6)      Rodent infestation in some areas is unavoidable.  Squirrels, gophers and moles dig holes in slopes that weaken the soil.  Make every attempt to eradicate vermin from slopes.  In only a few years a slope that was once firmly compacted so that water is not allowed to deeply penetrate the surface can be severely damaged by burrowing rodents.

7)       Surface planting is also vital.  Avoid heavy ‘iceplant’ type plants in clayey soil.  Ice plant is usually easy to grow, takes little water and fills in rapidly.  However, it can be a very heavy plant for weak soils and aid in the cause of a landslide, due to the additional weight.  There are better choices for slope planting that should be considered.  Please consult a landscape professional regarding your concerns for proper slope planting.  See our slope planting page .

  

When does Hillside get involved?  (Right now, please call us at 760-451-8600)

You can get us involved at any stage in the process. 

Have you already obtained a geotechnical or civil engineer? Let us help you with the rest of it. 

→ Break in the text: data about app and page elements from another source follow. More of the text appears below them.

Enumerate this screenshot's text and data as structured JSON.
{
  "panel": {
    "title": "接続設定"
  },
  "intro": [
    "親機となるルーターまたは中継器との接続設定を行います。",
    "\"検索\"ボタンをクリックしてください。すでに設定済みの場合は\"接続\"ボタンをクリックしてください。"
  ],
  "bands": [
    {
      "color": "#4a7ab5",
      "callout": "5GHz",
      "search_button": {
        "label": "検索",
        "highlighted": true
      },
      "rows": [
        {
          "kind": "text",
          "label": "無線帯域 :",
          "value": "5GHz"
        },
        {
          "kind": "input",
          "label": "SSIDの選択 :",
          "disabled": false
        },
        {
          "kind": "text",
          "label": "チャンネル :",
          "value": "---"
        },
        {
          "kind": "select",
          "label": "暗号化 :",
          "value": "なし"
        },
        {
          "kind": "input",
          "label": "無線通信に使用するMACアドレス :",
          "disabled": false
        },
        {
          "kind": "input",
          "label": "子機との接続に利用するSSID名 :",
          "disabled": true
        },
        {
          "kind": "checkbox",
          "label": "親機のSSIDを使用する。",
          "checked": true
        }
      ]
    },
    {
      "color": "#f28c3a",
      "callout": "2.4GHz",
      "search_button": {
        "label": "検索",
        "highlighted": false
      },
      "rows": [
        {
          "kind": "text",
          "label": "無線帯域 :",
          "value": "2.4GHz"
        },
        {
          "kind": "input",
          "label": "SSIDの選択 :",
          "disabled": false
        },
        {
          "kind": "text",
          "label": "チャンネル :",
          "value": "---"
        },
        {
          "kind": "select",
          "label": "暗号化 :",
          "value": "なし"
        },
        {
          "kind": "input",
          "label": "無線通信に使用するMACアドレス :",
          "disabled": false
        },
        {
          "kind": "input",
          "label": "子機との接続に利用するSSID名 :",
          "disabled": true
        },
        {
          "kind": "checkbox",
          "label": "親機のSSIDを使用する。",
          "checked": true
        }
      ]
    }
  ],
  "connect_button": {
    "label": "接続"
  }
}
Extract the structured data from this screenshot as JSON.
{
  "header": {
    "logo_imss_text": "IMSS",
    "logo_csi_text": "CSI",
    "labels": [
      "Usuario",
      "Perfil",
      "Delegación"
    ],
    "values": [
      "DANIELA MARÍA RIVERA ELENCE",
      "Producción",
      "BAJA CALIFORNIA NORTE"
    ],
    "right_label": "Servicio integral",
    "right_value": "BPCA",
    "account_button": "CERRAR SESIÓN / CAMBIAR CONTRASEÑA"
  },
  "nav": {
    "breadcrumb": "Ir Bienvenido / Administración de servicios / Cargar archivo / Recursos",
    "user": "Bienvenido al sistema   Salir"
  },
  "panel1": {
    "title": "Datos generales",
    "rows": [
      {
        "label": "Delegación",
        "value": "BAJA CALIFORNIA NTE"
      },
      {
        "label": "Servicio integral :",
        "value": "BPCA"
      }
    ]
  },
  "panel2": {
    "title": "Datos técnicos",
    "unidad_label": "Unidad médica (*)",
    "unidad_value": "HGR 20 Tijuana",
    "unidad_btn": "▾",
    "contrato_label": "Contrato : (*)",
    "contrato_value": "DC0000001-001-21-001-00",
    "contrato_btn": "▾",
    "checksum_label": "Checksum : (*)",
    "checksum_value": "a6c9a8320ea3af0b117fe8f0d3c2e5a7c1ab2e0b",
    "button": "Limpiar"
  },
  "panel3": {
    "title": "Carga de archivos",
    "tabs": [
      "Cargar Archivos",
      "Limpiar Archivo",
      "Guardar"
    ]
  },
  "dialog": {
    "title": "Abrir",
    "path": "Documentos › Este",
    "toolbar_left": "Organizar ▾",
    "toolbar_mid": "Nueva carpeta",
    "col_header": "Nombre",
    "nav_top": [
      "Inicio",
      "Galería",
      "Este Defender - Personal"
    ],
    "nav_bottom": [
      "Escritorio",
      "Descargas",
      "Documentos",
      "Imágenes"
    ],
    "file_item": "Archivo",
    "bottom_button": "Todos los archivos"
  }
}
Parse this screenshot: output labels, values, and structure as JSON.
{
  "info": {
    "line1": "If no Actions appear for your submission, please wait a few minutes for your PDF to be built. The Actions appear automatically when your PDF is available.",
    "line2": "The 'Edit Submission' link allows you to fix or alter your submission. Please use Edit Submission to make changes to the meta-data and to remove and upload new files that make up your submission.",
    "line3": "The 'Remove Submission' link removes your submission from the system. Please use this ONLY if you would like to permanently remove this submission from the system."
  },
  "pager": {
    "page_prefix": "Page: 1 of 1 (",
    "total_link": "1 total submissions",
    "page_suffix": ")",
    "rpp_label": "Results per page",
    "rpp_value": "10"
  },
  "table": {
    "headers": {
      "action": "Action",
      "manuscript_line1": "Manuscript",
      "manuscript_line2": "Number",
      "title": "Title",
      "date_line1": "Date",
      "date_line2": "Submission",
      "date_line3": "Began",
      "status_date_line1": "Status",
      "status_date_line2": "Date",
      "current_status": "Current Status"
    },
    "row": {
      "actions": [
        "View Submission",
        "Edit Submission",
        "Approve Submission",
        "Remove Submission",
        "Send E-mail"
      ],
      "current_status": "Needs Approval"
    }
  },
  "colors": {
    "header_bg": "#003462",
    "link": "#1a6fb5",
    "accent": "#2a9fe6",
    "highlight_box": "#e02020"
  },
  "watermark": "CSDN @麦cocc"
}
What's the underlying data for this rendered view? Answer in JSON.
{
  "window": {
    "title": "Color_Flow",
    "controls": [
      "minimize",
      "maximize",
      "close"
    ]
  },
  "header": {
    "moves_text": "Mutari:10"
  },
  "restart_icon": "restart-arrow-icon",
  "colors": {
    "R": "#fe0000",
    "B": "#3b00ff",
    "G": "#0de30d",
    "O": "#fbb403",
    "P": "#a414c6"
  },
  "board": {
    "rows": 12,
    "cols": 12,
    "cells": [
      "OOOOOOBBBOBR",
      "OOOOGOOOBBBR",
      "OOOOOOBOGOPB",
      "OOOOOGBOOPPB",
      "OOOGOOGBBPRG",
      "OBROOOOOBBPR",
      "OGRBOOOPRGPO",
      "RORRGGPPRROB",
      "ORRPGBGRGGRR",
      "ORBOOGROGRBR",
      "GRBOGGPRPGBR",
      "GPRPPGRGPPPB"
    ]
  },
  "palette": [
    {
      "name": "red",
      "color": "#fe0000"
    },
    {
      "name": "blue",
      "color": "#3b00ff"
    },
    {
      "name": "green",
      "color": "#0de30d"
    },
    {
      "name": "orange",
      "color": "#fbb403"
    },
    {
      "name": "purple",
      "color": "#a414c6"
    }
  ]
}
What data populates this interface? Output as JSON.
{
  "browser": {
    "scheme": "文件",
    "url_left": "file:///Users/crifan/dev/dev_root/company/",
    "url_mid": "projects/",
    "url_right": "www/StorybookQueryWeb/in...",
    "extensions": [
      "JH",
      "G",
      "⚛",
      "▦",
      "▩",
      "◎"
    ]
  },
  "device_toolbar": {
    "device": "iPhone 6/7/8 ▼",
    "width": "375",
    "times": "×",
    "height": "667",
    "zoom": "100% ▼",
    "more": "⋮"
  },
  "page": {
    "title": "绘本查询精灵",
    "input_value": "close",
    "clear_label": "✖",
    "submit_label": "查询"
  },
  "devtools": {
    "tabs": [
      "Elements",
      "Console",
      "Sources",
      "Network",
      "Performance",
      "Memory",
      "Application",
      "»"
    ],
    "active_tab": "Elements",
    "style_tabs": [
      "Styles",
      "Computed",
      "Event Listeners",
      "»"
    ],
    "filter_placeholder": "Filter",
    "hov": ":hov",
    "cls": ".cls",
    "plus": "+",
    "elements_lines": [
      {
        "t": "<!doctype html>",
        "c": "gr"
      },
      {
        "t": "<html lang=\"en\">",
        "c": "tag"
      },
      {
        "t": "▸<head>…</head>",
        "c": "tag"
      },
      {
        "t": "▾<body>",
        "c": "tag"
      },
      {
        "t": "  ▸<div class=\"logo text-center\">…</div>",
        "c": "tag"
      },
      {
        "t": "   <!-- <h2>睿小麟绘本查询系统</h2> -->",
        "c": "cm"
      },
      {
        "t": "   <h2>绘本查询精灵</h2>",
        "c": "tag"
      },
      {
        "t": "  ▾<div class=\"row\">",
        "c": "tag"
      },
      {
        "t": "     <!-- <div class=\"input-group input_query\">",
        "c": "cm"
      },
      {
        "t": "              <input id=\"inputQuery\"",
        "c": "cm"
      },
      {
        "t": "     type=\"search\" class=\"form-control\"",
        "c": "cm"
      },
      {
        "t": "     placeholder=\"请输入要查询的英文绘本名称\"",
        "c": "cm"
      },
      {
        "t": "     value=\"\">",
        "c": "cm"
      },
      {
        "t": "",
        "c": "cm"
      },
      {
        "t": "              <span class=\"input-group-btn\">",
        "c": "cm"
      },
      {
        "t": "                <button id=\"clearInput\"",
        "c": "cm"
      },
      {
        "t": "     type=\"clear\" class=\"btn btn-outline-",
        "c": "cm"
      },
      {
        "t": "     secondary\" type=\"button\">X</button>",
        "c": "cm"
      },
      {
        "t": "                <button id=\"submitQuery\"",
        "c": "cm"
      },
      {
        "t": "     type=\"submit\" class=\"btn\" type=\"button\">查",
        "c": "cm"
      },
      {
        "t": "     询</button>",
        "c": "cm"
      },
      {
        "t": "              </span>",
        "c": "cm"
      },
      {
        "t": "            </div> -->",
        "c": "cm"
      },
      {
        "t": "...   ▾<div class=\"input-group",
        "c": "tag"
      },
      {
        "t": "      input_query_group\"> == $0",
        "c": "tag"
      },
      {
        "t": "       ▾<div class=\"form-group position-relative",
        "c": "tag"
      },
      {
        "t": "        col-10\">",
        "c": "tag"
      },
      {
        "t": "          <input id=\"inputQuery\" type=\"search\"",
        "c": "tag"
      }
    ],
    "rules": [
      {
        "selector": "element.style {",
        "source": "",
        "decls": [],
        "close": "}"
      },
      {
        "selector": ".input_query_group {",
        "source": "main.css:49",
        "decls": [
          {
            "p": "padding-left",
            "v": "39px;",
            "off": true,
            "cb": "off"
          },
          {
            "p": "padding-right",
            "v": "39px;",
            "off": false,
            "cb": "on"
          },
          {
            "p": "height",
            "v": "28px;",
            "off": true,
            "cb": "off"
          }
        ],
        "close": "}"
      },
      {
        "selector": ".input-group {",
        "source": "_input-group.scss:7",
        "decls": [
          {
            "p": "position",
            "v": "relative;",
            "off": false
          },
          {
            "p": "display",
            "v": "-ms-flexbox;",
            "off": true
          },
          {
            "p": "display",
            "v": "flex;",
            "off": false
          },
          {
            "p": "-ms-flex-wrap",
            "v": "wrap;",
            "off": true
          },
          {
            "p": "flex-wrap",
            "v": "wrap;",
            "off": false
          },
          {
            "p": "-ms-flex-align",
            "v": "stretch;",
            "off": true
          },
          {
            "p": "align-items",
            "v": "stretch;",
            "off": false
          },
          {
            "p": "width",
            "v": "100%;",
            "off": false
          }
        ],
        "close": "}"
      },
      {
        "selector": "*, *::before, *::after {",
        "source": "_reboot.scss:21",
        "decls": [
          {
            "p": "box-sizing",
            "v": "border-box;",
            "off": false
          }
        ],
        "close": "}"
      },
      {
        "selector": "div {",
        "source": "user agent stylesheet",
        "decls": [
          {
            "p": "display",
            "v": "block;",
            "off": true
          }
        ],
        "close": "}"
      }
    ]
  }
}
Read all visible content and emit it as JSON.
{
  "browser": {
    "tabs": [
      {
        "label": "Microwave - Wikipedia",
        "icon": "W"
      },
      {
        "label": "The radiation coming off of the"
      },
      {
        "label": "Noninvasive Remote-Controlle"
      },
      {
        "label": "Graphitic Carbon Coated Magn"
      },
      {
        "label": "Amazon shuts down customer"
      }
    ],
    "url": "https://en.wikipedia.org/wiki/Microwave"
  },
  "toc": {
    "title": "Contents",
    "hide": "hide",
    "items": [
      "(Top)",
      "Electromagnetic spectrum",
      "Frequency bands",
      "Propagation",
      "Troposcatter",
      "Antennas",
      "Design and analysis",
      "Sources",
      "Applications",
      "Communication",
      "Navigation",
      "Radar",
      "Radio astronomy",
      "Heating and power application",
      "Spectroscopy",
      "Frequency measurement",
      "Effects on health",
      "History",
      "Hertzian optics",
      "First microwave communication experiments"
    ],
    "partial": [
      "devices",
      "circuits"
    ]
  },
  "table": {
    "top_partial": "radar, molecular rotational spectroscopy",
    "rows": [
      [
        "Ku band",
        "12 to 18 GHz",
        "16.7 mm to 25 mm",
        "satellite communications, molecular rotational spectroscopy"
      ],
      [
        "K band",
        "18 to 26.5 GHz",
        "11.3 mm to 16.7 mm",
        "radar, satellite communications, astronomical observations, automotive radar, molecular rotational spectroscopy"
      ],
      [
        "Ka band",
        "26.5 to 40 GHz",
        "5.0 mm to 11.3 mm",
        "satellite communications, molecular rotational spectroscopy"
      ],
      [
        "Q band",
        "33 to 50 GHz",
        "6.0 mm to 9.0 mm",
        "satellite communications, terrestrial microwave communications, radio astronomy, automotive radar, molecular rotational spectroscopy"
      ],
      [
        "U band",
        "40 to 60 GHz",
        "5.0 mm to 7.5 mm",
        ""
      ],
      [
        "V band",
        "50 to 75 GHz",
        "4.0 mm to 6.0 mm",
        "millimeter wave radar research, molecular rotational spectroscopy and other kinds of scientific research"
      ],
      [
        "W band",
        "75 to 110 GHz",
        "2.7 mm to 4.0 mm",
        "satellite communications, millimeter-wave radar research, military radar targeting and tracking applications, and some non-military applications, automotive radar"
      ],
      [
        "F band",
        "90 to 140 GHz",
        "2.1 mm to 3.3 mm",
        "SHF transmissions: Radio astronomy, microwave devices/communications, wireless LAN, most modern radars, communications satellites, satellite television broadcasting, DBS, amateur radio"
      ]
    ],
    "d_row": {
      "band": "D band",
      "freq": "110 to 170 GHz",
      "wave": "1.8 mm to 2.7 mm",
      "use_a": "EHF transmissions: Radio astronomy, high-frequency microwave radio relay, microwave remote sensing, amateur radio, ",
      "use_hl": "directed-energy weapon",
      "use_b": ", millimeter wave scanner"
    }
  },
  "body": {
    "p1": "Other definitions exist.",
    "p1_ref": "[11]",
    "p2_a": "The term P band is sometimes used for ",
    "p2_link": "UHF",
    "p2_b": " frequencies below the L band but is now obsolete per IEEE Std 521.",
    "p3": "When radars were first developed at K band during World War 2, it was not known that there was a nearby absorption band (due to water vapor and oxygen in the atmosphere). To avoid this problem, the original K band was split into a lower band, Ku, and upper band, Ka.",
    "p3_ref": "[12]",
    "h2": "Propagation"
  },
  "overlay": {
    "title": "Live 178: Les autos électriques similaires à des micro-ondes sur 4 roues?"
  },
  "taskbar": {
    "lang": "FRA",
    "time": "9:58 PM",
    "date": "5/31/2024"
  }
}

Do you already have a permit and you’re ready to go.  Give us a call and we’ll provide a competitive quote for the construction.

Is your project stuck in limbo with unresponsive engineers or city personnel?  We can help.

You are not sure what steps to take? Please read the ‘what steps do I take’ section below

 

What steps do I take to repair my slope?

1) The first thing to do is Call Hillside Slope Restoration at 760-451-8600.  We can help you with the following items:

A) Determine if permits are required in your particular city or county for the repair.  Including what type of permit, SWPPP’s plans, required department approvals, etc.

B) Determine if there is cause for insurance company involvement.  We have been able to interface between multiple property owners, HOA’s, and insurance companies to reach quick settlements and obtain the necessary funds for the repairs

C) Contract with and hire a geotechnical firm that will perform a concise site specific geotechnical investigation of the causes and (working with Hillside) determine the most cost efficient repair plan.

D) Working with our civil engineer, Hillside will provide plans and details, as specified by the geotechnical report, to meet all city requirements and approvals.

E) Assist in obtaining all necessary permits and construction bonds.

F) Build the repair project for you using all of our own equipment and crews in a professional workman like manner.

Please call so we can help you get this process started (760-451-8600).